(Data entries)
*** Begin section ***
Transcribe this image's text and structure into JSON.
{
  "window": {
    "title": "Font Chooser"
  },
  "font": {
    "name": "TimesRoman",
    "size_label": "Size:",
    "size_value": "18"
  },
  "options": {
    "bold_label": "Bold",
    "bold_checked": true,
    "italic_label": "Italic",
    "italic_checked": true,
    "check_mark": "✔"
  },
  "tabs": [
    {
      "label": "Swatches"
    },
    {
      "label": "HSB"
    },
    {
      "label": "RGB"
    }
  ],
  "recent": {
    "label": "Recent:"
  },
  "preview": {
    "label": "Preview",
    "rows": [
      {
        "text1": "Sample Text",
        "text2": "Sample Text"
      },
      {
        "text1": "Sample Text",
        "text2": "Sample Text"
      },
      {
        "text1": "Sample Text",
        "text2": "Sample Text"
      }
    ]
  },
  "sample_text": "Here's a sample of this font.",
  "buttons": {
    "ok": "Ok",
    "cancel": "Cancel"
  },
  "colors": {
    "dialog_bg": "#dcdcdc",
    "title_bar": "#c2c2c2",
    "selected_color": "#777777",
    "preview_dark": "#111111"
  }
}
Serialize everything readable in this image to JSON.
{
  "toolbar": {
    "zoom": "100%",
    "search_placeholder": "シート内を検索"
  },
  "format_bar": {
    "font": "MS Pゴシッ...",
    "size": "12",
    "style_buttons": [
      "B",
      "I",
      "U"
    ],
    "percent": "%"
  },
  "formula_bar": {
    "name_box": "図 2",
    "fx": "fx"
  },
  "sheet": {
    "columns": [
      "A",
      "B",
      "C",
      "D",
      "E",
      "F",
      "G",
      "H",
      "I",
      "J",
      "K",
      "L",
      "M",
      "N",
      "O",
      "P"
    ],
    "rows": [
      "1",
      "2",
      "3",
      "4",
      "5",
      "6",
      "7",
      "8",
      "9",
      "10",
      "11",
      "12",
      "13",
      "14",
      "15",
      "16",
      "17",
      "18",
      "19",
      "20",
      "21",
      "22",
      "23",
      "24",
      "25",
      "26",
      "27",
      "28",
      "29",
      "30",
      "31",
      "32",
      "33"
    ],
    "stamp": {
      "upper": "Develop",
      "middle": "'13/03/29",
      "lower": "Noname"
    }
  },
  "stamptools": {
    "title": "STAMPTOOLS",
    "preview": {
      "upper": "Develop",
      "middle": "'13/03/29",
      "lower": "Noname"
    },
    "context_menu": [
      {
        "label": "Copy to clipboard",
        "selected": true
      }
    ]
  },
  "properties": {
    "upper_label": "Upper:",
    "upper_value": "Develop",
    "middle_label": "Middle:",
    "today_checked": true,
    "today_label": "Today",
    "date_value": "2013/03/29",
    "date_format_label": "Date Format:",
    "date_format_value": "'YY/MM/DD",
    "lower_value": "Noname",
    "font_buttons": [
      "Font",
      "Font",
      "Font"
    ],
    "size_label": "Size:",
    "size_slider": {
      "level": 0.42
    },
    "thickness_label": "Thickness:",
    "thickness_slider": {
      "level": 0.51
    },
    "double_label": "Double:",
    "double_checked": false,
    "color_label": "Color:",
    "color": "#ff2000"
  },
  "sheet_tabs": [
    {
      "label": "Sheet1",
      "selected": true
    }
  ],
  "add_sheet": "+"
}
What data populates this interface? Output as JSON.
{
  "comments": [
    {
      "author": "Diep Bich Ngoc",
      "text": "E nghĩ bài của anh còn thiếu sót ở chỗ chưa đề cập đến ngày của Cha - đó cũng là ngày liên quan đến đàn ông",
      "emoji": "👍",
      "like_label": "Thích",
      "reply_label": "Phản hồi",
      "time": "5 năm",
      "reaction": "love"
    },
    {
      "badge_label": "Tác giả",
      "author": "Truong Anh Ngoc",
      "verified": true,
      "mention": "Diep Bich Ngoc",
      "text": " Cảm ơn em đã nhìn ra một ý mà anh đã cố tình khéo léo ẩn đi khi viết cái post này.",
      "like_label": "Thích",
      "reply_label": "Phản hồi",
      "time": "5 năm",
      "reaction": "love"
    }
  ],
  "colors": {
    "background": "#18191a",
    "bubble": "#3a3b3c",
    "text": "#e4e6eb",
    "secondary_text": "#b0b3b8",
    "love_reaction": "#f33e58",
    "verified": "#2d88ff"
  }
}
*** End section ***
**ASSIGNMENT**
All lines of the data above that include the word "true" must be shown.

**RESPONSE AREA**
    "bold_checked": true,
    "italic_checked": true,
        "selected": true
    "today_checked": true,
      "selected": true
      "verified": true,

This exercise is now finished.